|The evolution of waving displays in fiddler crabs (Uca spp., Crustacea: Ocypodidae)|In: Biological Journal of the Linnean Society. Academic Press: London; New York. ISSN 0024-4066, more
Courtship; Territoriality; Marine
Phylogenetic comparative methods
|Authors|| || Top |
- Perez, D.M.
- Rosenberg, M.S.
- Pie, M.R.

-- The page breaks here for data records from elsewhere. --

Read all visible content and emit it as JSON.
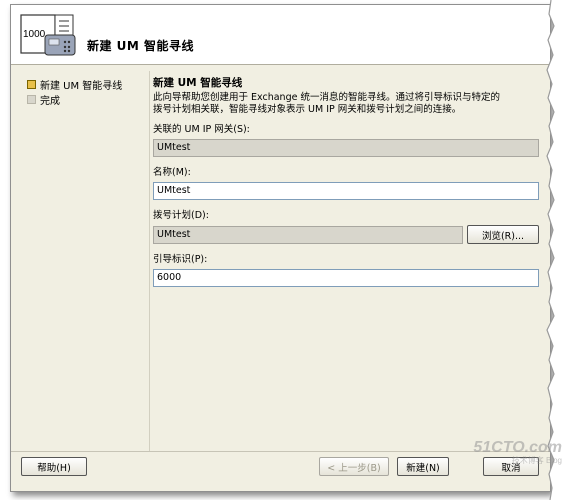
{
  "header": {
    "icon_name": "phone-directory-icon",
    "icon_number": "1000",
    "title": "新建 UM 智能寻线"
  },
  "nav": {
    "items": [
      {
        "label": "新建 UM 智能寻线",
        "state": "active"
      },
      {
        "label": "完成",
        "state": "inactive"
      }
    ]
  },
  "main": {
    "section_title": "新建 UM 智能寻线",
    "description_line1": "此向导帮助您创建用于 Exchange 统一消息的智能寻线。通过将引导标识与特定的",
    "description_line2": "拨号计划相关联，智能寻线对象表示 UM IP 网关和拨号计划之间的连接。",
    "fields": {
      "ip_gateway": {
        "label": "关联的 UM IP 网关(S):",
        "value": "UMtest"
      },
      "name": {
        "label": "名称(M):",
        "value": "UMtest"
      },
      "dial_plan": {
        "label": "拨号计划(D):",
        "value": "UMtest",
        "browse_label": "浏览(R)..."
      },
      "pilot_identifier": {
        "label": "引导标识(P):",
        "value": "6000"
      }
    }
  },
  "footer": {
    "help_label": "帮助(H)",
    "back_label": "< 上一步(B)",
    "next_label": "新建(N)",
    "cancel_label": "取消"
  },
  "watermark": {
    "main": "51CTO.com",
    "sub": "技术博客 Blog"
  },
  "colors": {
    "dialog_bg": "#f1efe2",
    "active_nav": "#e8c04a",
    "readonly_field": "#d8d6cc"
  }
}
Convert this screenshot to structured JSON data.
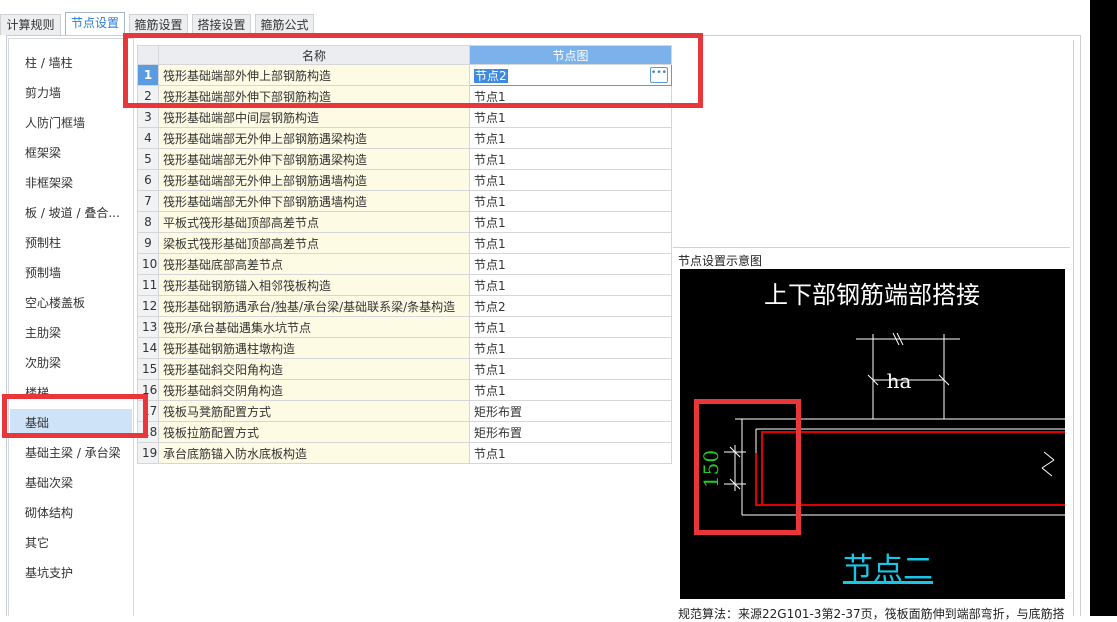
{
  "tabs": [
    {
      "label": "计算规则",
      "active": false
    },
    {
      "label": "节点设置",
      "active": true
    },
    {
      "label": "箍筋设置",
      "active": false
    },
    {
      "label": "搭接设置",
      "active": false
    },
    {
      "label": "箍筋公式",
      "active": false
    }
  ],
  "sidebar": {
    "items": [
      {
        "label": "柱 / 墙柱"
      },
      {
        "label": "剪力墙"
      },
      {
        "label": "人防门框墙"
      },
      {
        "label": "框架梁"
      },
      {
        "label": "非框架梁"
      },
      {
        "label": "板 / 坡道 / 叠合..."
      },
      {
        "label": "预制柱"
      },
      {
        "label": "预制墙"
      },
      {
        "label": "空心楼盖板"
      },
      {
        "label": "主肋梁"
      },
      {
        "label": "次肋梁"
      },
      {
        "label": "楼梯"
      },
      {
        "label": "基础",
        "selected": true
      },
      {
        "label": "基础主梁 / 承台梁"
      },
      {
        "label": "基础次梁"
      },
      {
        "label": "砌体结构"
      },
      {
        "label": "其它"
      },
      {
        "label": "基坑支护"
      }
    ]
  },
  "grid": {
    "headers": {
      "name": "名称",
      "node": "节点图"
    },
    "rows": [
      {
        "num": "1",
        "name": "筏形基础端部外伸上部钢筋构造",
        "node": "节点2"
      },
      {
        "num": "2",
        "name": "筏形基础端部外伸下部钢筋构造",
        "node": "节点1"
      },
      {
        "num": "3",
        "name": "筏形基础端部中间层钢筋构造",
        "node": "节点1"
      },
      {
        "num": "4",
        "name": "筏形基础端部无外伸上部钢筋遇梁构造",
        "node": "节点1"
      },
      {
        "num": "5",
        "name": "筏形基础端部无外伸下部钢筋遇梁构造",
        "node": "节点1"
      },
      {
        "num": "6",
        "name": "筏形基础端部无外伸上部钢筋遇墙构造",
        "node": "节点1"
      },
      {
        "num": "7",
        "name": "筏形基础端部无外伸下部钢筋遇墙构造",
        "node": "节点1"
      },
      {
        "num": "8",
        "name": "平板式筏形基础顶部高差节点",
        "node": "节点1"
      },
      {
        "num": "9",
        "name": "梁板式筏形基础顶部高差节点",
        "node": "节点1"
      },
      {
        "num": "10",
        "name": "筏形基础底部高差节点",
        "node": "节点1"
      },
      {
        "num": "11",
        "name": "筏形基础钢筋锚入相邻筏板构造",
        "node": "节点1"
      },
      {
        "num": "12",
        "name": "筏形基础钢筋遇承台/独基/承台梁/基础联系梁/条基构造",
        "node": "节点2"
      },
      {
        "num": "13",
        "name": "筏形/承台基础遇集水坑节点",
        "node": "节点1"
      },
      {
        "num": "14",
        "name": "筏形基础钢筋遇柱墩构造",
        "node": "节点1"
      },
      {
        "num": "15",
        "name": "筏形基础斜交阳角构造",
        "node": "节点1"
      },
      {
        "num": "16",
        "name": "筏形基础斜交阴角构造",
        "node": "节点1"
      },
      {
        "num": "17",
        "name": "筏板马凳筋配置方式",
        "node": "矩形布置"
      },
      {
        "num": "18",
        "name": "筏板拉筋配置方式",
        "node": "矩形布置"
      },
      {
        "num": "19",
        "name": "承台底筋锚入防水底板构造",
        "node": "节点1"
      }
    ]
  },
  "diagram": {
    "panel_title": "节点设置示意图",
    "heading": "上下部钢筋端部搭接",
    "dim_ha": "ha",
    "dim_150": "150",
    "node_label": "节点二",
    "caption": "规范算法：来源22G101-3第2-37页，筏板面筋伸到端部弯折，与底筋搭"
  },
  "colors": {
    "accent": "#2a7bd6",
    "annotation": "#e8363a",
    "rebar": "#e00000",
    "dim_green": "#22cc22",
    "node_cyan": "#19c6e6"
  }
}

Male fiddler crabs are commonly recognized by the presence of a single massive claw used in a variety of contexts, including territorial defence, agonistic interactions, and courtship behaviour. The most common behavioural context involving these enlarged chelipeds is their use in waving displays, which are remarkably diverse among species. Although the waving display is one of the most obvious behavioural features of male fiddler crabs, little is known about their main evolutionary trends during the diversification of the genus. The present study employed phylogenetic comparative methods to investigate the evolution of waving behaviour in a sample of 19 species of Uca from Central and North America. Digital recordings were used to quantify the temporal dynamics of waving behaviour in each species. Multivariate ordination methods were used to assess whether different elements of the display showed distinct evolutionary dynamics, particularly with respect to body size and the environment where species are most commonly found. Most of the interspecific variation in displays involves differences in the overall waving velocity, with no correspondence to their local environments, nor their body size. Interestingly, despite the strong concentration of variance in the first two ordination axes, there was no statistically significant evidence for phylogenetic signals in their respective scores. These results suggest that the overall structure of waving displays is evolutionarily labile, at the same time as being concentrated in a few particular axes of variation, possibly indicating evolution along lines of least resistance. The approach employed in the present study highlights the utility of phylogenetic comparative methods for elucidating the evolution of complex behavioural characteristics, such as the waving display in male fiddler crabs.